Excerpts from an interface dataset
%%

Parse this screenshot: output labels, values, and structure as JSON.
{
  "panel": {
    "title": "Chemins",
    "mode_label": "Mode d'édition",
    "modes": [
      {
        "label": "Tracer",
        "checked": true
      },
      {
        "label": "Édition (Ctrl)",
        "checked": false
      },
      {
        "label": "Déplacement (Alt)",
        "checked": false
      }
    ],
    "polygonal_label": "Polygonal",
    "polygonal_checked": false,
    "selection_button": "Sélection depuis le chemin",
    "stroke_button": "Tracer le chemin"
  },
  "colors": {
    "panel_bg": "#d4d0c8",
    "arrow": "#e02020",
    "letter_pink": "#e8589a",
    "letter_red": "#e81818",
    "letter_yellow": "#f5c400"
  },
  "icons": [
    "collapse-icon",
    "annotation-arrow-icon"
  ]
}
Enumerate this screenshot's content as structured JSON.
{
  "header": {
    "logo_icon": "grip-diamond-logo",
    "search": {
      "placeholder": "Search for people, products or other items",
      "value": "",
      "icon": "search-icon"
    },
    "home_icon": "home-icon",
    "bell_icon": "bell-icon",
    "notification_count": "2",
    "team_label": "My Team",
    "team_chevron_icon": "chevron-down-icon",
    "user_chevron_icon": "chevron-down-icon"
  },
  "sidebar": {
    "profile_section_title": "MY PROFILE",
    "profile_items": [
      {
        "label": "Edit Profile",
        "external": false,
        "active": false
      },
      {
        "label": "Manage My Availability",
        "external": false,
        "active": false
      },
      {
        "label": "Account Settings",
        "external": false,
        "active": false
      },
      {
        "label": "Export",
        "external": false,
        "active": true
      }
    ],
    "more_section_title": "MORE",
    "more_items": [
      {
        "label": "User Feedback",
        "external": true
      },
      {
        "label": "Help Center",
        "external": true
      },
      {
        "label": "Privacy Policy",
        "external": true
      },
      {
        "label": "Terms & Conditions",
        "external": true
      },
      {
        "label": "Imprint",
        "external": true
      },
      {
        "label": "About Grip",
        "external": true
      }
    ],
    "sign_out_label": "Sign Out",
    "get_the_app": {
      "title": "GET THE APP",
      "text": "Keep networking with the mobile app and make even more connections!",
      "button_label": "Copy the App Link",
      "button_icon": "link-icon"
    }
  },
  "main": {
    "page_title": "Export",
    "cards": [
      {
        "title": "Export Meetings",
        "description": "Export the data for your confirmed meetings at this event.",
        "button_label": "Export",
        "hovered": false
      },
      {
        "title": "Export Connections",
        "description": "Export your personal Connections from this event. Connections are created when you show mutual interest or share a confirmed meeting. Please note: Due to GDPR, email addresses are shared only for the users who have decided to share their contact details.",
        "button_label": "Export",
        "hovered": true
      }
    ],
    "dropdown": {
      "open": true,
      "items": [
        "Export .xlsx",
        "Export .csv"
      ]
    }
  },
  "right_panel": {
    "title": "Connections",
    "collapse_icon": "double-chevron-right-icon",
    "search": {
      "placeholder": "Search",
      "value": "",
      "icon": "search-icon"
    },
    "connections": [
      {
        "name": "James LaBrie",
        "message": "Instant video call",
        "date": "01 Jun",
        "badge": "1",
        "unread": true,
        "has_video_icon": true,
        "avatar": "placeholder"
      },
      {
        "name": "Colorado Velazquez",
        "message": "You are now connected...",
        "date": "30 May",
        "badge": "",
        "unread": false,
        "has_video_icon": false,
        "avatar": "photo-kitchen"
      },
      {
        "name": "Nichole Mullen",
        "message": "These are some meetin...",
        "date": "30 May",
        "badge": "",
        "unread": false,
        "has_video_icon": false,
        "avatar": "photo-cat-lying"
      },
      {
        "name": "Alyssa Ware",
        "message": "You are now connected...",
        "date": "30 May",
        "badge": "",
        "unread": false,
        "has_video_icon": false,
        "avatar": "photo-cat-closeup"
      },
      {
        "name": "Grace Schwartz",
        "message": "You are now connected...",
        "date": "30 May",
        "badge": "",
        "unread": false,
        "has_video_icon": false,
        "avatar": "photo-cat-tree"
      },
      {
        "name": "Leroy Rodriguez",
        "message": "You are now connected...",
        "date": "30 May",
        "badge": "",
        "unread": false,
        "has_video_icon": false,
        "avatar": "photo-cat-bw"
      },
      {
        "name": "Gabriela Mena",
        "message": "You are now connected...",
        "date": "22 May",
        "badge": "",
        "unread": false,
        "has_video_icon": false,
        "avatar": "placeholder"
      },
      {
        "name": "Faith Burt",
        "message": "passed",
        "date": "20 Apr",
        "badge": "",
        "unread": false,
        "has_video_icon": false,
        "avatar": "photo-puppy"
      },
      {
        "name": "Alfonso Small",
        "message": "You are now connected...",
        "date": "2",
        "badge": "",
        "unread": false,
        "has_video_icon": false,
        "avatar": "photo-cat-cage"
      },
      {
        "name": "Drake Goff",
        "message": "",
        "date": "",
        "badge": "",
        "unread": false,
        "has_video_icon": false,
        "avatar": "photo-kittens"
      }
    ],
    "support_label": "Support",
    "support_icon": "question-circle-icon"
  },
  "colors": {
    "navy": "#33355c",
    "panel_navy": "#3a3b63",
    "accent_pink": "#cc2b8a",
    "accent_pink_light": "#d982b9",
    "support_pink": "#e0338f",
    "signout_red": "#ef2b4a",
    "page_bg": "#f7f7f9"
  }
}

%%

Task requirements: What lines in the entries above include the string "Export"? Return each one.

Answer below:
        "label": "Export",
    "page_title": "Export",
        "title": "Export Meetings",
        "description": "Export the data for your confirmed meetings at this event.",
        "button_label": "Export",
        "title": "Export Connections",
        "description": "Export your personal Connections from this event. Connections are created when you show mutual interest or share a confirmed meeting. Please note: Due to GDPR, email addresses are shared only for the users who have decided to share their contact details.",
        "button_label": "Export",
        "Export .xlsx",
        "Export .csv"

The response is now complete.